“While the proportion of international traffic from outside the EU has increased, a fall in active searches from EU Countries in the wake of the referendum threatens to leave UK businesses unable to fill critical skilled roles. And things could get even more challenging"
“While no one knows for sure what kind of deal the UK will get as it exits the EU, it seems certain we will end up with controlled movement of EU workers, further restricting the supply of labour against a background of rising vacancies and full employment. To counter this, successful companies must focus recruitment efforts on passive job seekers – those not actively looking."
“In the past targeting passive job seekers at scale has been very difficult to do, and costly, our technology-driven digital first approach makes a massive difference. At Monster, we recently launched Power Job Ads app to target people within their everyday lives across Facebook, Twitter, and Instagram, as well as lifestyle and news sites. We’re already seeing a conversion rate two to three times higher than traditional job ads.”

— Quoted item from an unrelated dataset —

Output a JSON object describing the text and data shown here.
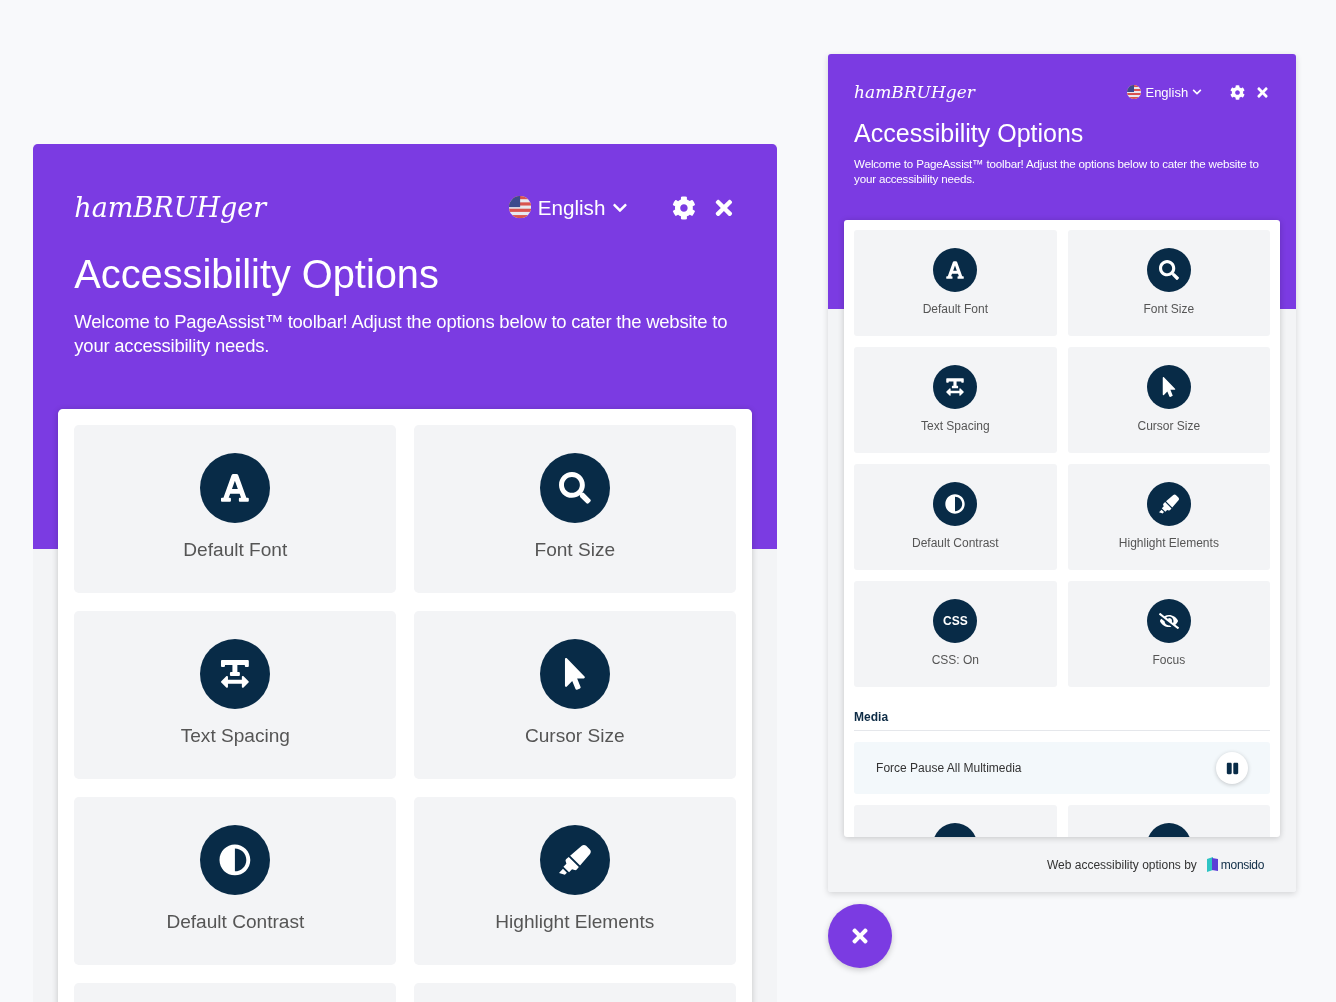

Monster.co.uk launched Power Job Ads in 2017 as a solution to the lack of active candidates in the current jobs landscape. Traditional methods of pursuing active jobs seekers are no longer enough. 51% of all candidates now want to be found rather than search for jobs themselves. Monster Power Job Ads is a first for the industry, the only job advertising solution capable of targeting active and passive job seekers at the same time, without substantial extra cost or having to navigate a complicated system. Monster.co.uk also launched Monster Job Search, a Tinder style mobile app where you just swipe to apply, to make the job search easier and faster and to further address the way consumers approach finding a job.
1. Monster data – monthly visitors based in EU pre and post referendum (June 2015 – June 2017)
2. ONS data - UK and non-UK people in the labour market: February 2018
3. Fig 1 – Monster data – comparison between active job searches by country pre and post referendum (June 2015 – June 2017)
4. Fig 2 - Monster data – comparison between active job searches by job category pre and post referendum (June 2015 – June 2017)
5. Monster data – monthly visitors based in Europe mainland pre and post referendum (June 2015 – June 2017)
6. Monster data – monthly visitors from outside the UK and EU pre and post referendum (June 2015 – June 2017)
7. Monster data – comparison between active job searches by job category pre and post referendum (June 2015 – June 2017
8. EU Recruiting Trends: University of Bamberg for Monster 2017
Media coverage -
Monster's Brexit analysis was first published in April 2018, and was picked up by over 20 online and print publications.